Unless you’ve been living in an alternative universe for the past few years, you are surely aware of Obamacare, also known as the Affordable Care Act of 2010 or ACA for short. In a nutshell, it requires that almost every man, woman and child legally residing in the United States buy health insurance that meets provisions of the law or face a penalty. Depending on who’s doing the talking, that penalty is also sometimes called the individual mandate, a tax or the shared responsibility payment.
Whatever you call the penalty, in 2014, it will be assessed at $95 per adult and $47.50 per child, up to a maximum of $285, or 1% of your taxable income, whichever is greater. Not a huge hit, but it increases every year. In 2015, it will be the greater of $325 per adult (and half that amount per child) to a maximum of $975, or 2% of your taxable income. In 2016, it jumps to $695 per adult (and half that per child) to a maximum of $2,085 or 2.5% of your taxable income, again, whichever is more.
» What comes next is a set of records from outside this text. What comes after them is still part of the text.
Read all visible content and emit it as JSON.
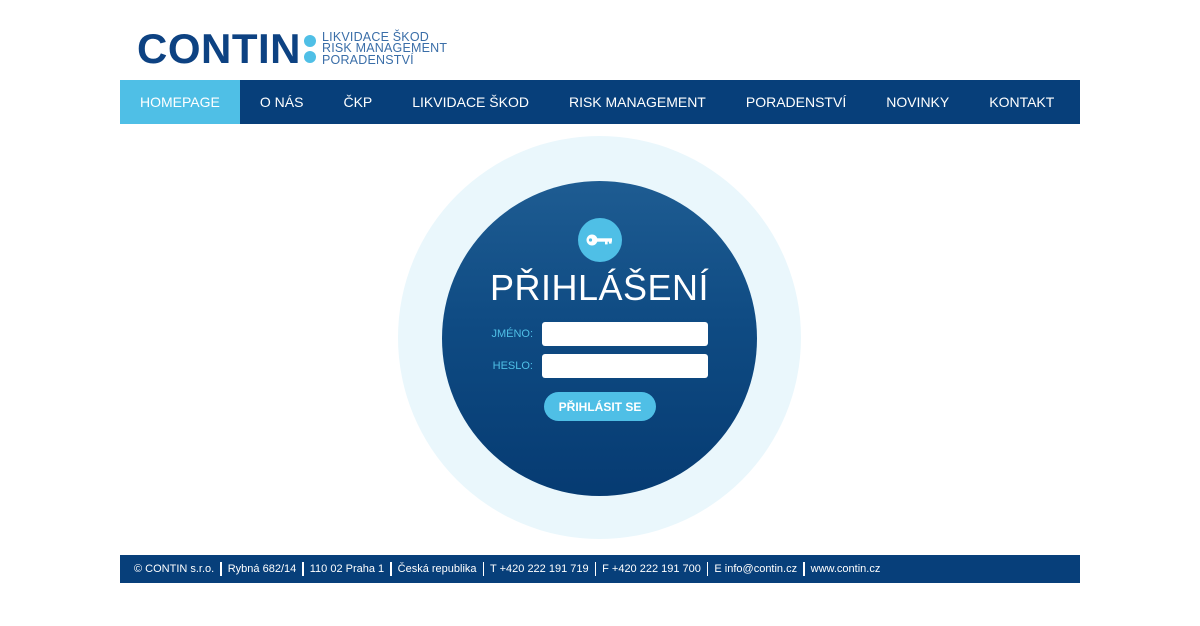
{
  "logo": {
    "word": "CONTIN",
    "tagline": [
      "LIKVIDACE ŠKOD",
      "RISK MANAGEMENT",
      "PORADENSTVÍ"
    ]
  },
  "nav": {
    "items": [
      {
        "label": "HOMEPAGE",
        "active": true
      },
      {
        "label": "O NÁS"
      },
      {
        "label": "ČKP"
      },
      {
        "label": "LIKVIDACE ŠKOD"
      },
      {
        "label": "RISK MANAGEMENT"
      },
      {
        "label": "PORADENSTVÍ"
      },
      {
        "label": "NOVINKY"
      },
      {
        "label": "KONTAKT"
      }
    ]
  },
  "login": {
    "icon": "key-icon",
    "title": "PŘIHLÁŠENÍ",
    "username_label": "JMÉNO:",
    "username_value": "",
    "password_label": "HESLO:",
    "password_value": "",
    "submit_label": "PŘIHLÁSIT SE"
  },
  "footer": {
    "items": [
      "© CONTIN s.r.o.",
      "Rybná 682/14",
      "110 02 Praha 1",
      "Česká republika",
      "T +420 222 191 719",
      "F +420 222 191 700",
      "E info@contin.cz",
      "www.contin.cz"
    ]
  },
  "colors": {
    "brand_dark": "#073f7a",
    "brand_light": "#4fbfe6",
    "circle_bg": "#eaf7fc"
  }
}
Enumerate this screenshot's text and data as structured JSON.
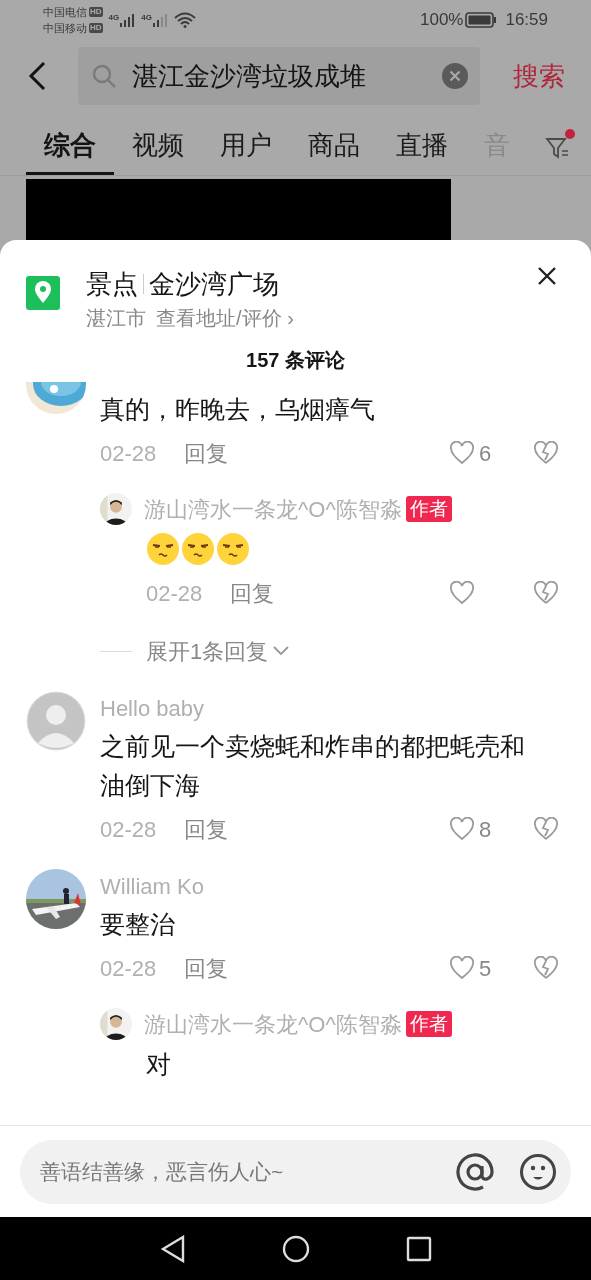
{
  "status_bar": {
    "carriers": [
      {
        "name": "中国电信",
        "badge": "HD"
      },
      {
        "name": "中国移动",
        "badge": "HD"
      }
    ],
    "network_labels": [
      "4G",
      "4G"
    ],
    "battery": "100%",
    "time": "16:59"
  },
  "search": {
    "value": "湛江金沙湾垃圾成堆",
    "submit": "搜索"
  },
  "tabs": [
    {
      "label": "综合",
      "selected": true
    },
    {
      "label": "视频",
      "selected": false
    },
    {
      "label": "用户",
      "selected": false
    },
    {
      "label": "商品",
      "selected": false
    },
    {
      "label": "直播",
      "selected": false
    },
    {
      "label": "音",
      "selected": false,
      "faded": true
    }
  ],
  "filter": {
    "has_notification": true
  },
  "sheet": {
    "category": "景点",
    "place": "金沙湾广场",
    "city": "湛江市",
    "link": "查看地址/评价",
    "link_arrow": "›",
    "comment_count": "157 条评论",
    "comments": [
      {
        "avatar": {
          "kind": "picture"
        },
        "clipped": true,
        "text": "真的，昨晚去，乌烟瘴气",
        "date": "02-28",
        "reply": "回复",
        "likes": "6",
        "replies": [
          {
            "name": "游山湾水一条龙^O^陈智淼",
            "badge": "作者",
            "emojis": [
              {
                "kind": "smirk"
              },
              {
                "kind": "smirk"
              },
              {
                "kind": "smirk"
              }
            ],
            "date": "02-28",
            "reply": "回复"
          }
        ],
        "expand": "展开1条回复"
      },
      {
        "avatar": {
          "kind": "default"
        },
        "name": "Hello baby",
        "text": "之前见一个卖烧蚝和炸串的都把蚝壳和油倒下海",
        "date": "02-28",
        "reply": "回复",
        "likes": "8"
      },
      {
        "avatar": {
          "kind": "picture"
        },
        "name": "William Ko",
        "text": "要整治",
        "date": "02-28",
        "reply": "回复",
        "likes": "5",
        "replies": [
          {
            "name": "游山湾水一条龙^O^陈智淼",
            "badge": "作者",
            "text": "对"
          }
        ]
      }
    ]
  },
  "input": {
    "placeholder": "善语结善缘，恶言伤人心~"
  }
}
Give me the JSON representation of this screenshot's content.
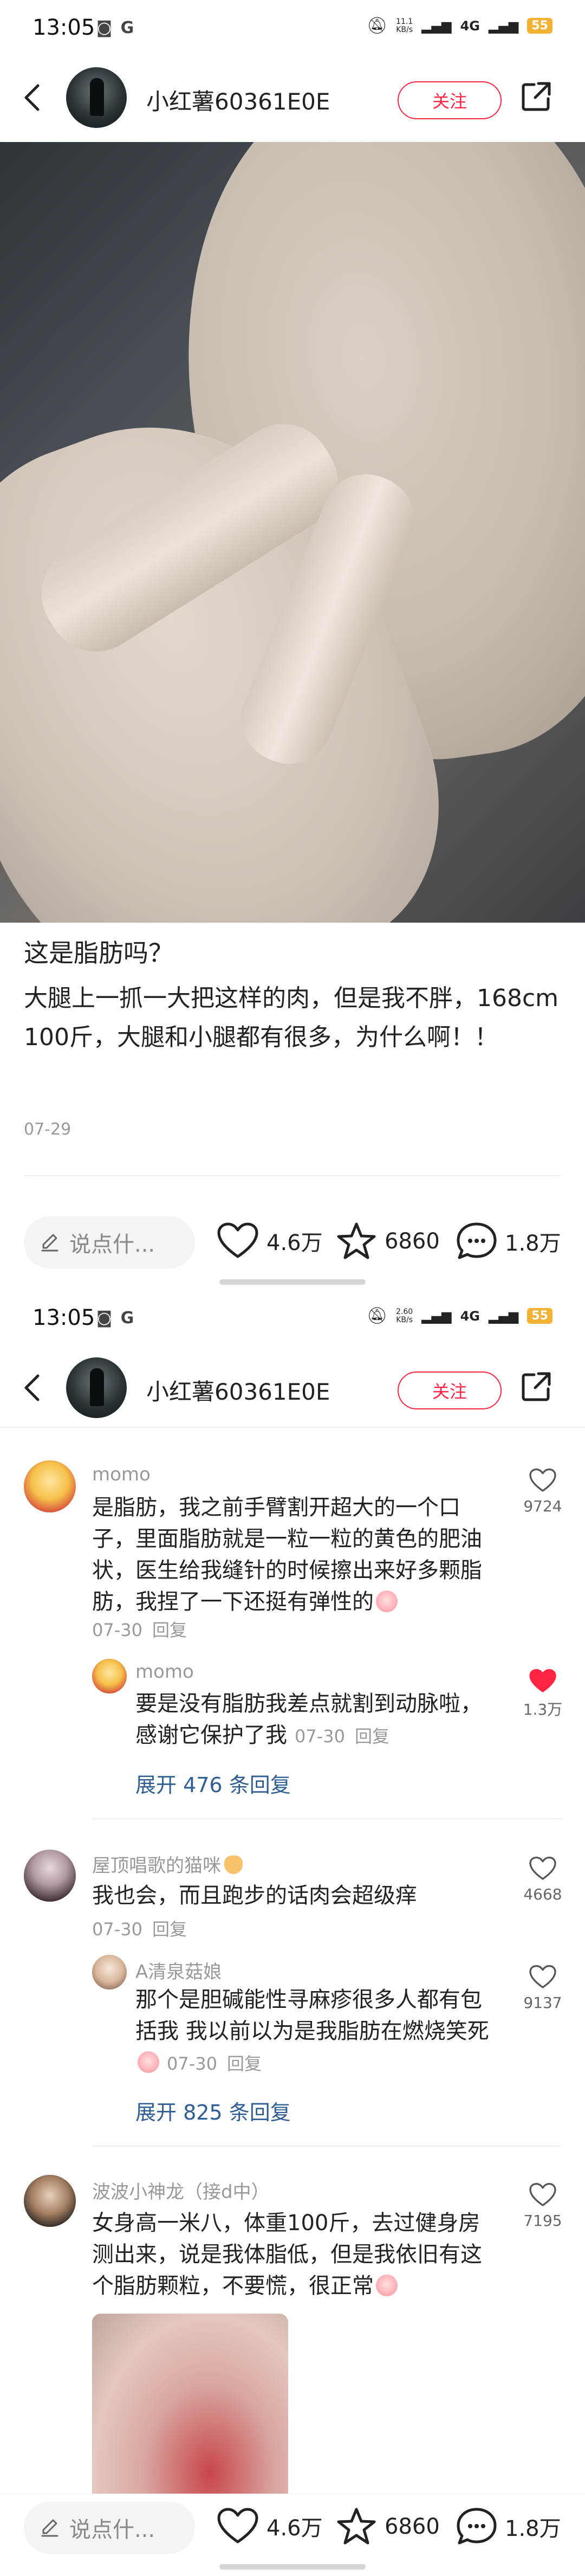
{
  "status_bar": {
    "time": "13:05",
    "speed_top": {
      "value": "11.1",
      "unit": "KB/s"
    },
    "speed_bottom": {
      "value": "2.60",
      "unit": "KB/s"
    },
    "network": "4G",
    "battery": "55",
    "icons": [
      "message-icon",
      "g-icon",
      "mute-icon",
      "signal-icon",
      "wifi-icon"
    ]
  },
  "nav": {
    "username": "小红薯60361E0E",
    "follow_label": "关注"
  },
  "post": {
    "title": "这是脂肪吗？",
    "body": "大腿上一抓一大把这样的肉，但是我不胖，168cm 100斤，大腿和小腿都有很多，为什么啊！！",
    "date": "07-29"
  },
  "bottom_bar": {
    "comment_placeholder": "说点什...",
    "likes": "4.6万",
    "collects": "6860",
    "comments": "1.8万"
  },
  "comments": [
    {
      "name": "momo",
      "text": "是脂肪，我之前手臂割开超大的一个口子，里面脂肪就是一粒一粒的黄色的肥油状，医生给我缝针的时候擦出来好多颗脂肪，我捏了一下还挺有弹性的",
      "date": "07-30",
      "reply_label": "回复",
      "likes": "9724",
      "replies": [
        {
          "name": "momo",
          "text": "要是没有脂肪我差点就割到动脉啦，感谢它保护了我",
          "date": "07-30",
          "reply_label": "回复",
          "likes": "1.3万",
          "liked": true
        }
      ],
      "expand": "展开 476 条回复"
    },
    {
      "name": "屋顶唱歌的猫咪",
      "text": "我也会，而且跑步的话肉会超级痒",
      "date": "07-30",
      "reply_label": "回复",
      "likes": "4668",
      "replies": [
        {
          "name": "A清泉菇娘",
          "text": "那个是胆碱能性寻麻疹很多人都有包括我 我以前以为是我脂肪在燃烧笑死",
          "date": "07-30",
          "reply_label": "回复",
          "likes": "9137",
          "liked": false
        }
      ],
      "expand": "展开 825 条回复"
    },
    {
      "name": "波波小神龙（接d中）",
      "text": "女身高一米八，体重100斤，去过健身房测出来，说是我体脂低，但是我依旧有这个脂肪颗粒，不要慌，很正常",
      "likes": "7195"
    }
  ],
  "colors": {
    "accent": "#ff2442",
    "link": "#2e5e94",
    "muted": "#999999",
    "battery": "#f3b234"
  }
}
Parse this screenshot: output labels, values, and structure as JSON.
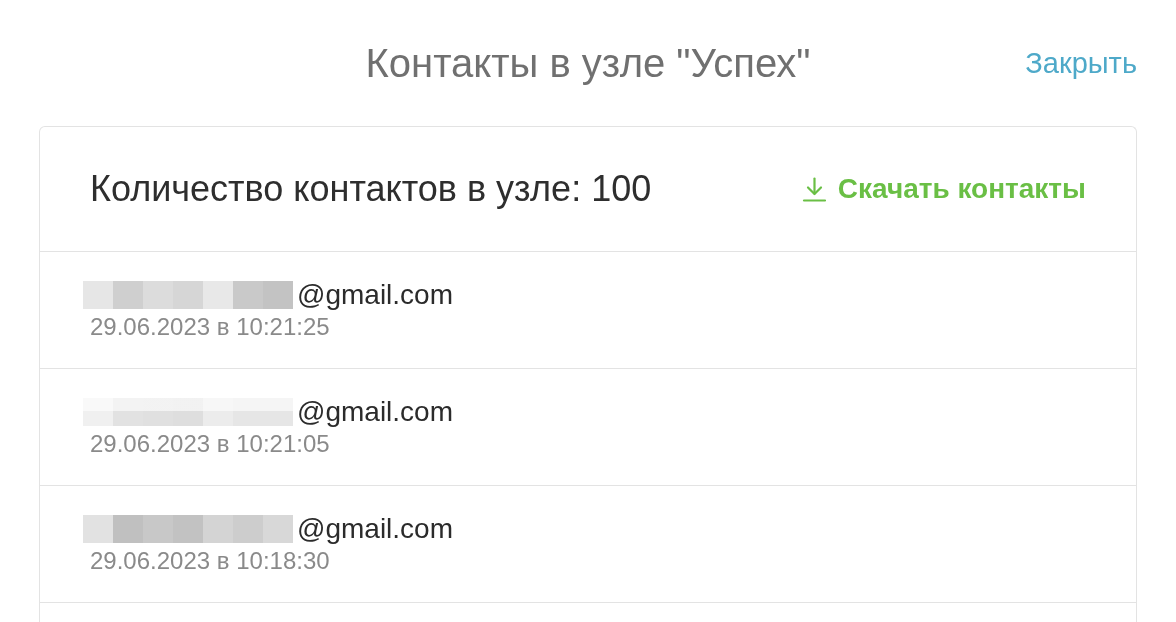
{
  "title": "Контакты в узле \"Успех\"",
  "close_link": "Закрыть",
  "card": {
    "count_label": "Количество контактов в узле: 100",
    "download_link": "Скачать контакты",
    "contacts": [
      {
        "email": "@gmail.com",
        "date": "29.06.2023 в 10:21:25"
      },
      {
        "email": "@gmail.com",
        "date": "29.06.2023 в 10:21:05"
      },
      {
        "email": "@gmail.com",
        "date": "29.06.2023 в 10:18:30"
      }
    ]
  }
}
After that, the penalty will be adjusted annually for inflation. According to the IRS, which the Affordable Care Act has empowered to enforce the penalty, “You will owe 1/12th of the annual payment for each month you (or your dependents) do not have coverage and are not exempt.” This year, you have until March 31 to buy your ACA-compliant health care policy before being slapped with the penalty. (If you’d like to stop reading now and shop for health care coverage online, go right ahead.)
How does the IRS collect the penalty?
This all seems simple enough, but like everything else in the 3000-plus pages of the Affordable Care Act, the devil is in the details. One of the most interesting details is the provision in the law that covers collecting the penalty.
Now, normally, if you owe the IRS money, they have plenty of ways to collect it. The collection process usually starts with a scary official IRS letter warning you to pay up or else. Ignore the letter the “or else” escalate to garnishing your wages, attaching your bank account or seizing your personal property. In the worse-case scenario, they can even put you on trial and send you to jail. (All of this can severely mess up your credit rating – more on that in a minute. ) But when it comes to the ACA penalty, the Democrat-controlled Congress that passed the law thought it might look bad to have some single mom’s minivan confiscated because she couldn’t come up with her shared responsibility payment. So, Congress banned the IRS from using any of those tactics. As of now, the only way the IRS can assess the penalty is by deducting it from any tax refund you’re due. What if you aren’t due a tax refund? According to Andy Grewal, a University of Iowa law professor who specializes in tax issues, “They might send you a sternly worded letter.”
Before you breathe a huge sigh of relief and decide to play the odds that you’ll skate through another year without a serious illness or savings-account-busting accident, keep this in mind: President Obama has already changed provisions of his signature law several times. He might decide to get out his pen and change this provision, too.
Then there’s that little issue about your credit rating that we mentioned earlier. According to Herb Weisbaum, a Today.com contributor, “Unlike many other debts owed to the federal government, unpaid taxes are not reported to credit bureaus. The IRS is not allowed to directly share this information because of federal privacy laws.” Weisbaum points out that cash-strapped Congress can always change that, and while nobody has proposed doing so yet, the Senate Finance Committee has asked the General Accounting Office to “look at the issue.” While the relatively small Obamacare penalty might not deter you, the prospect of being denied a mortgage or paying two-digit interest rates for a new car because you laughed at that sternly-worded IRS letter could do the trick.
Of course, the real reason to buy health care coverage shouldn’t be based on your fear of what the President, Congress or the IRS might do. As Linda Riddell, health policy analyst points out, “The real reason to buy health insurance is to avoid having to sell your house, your car, and all that you own and love…if you or a family member became seriously ill.”
If you’d like to learn more about provisions of the Affordable Care Act specific to your state, see the State Guides to Health Insurance Coverage at Einsurance.com.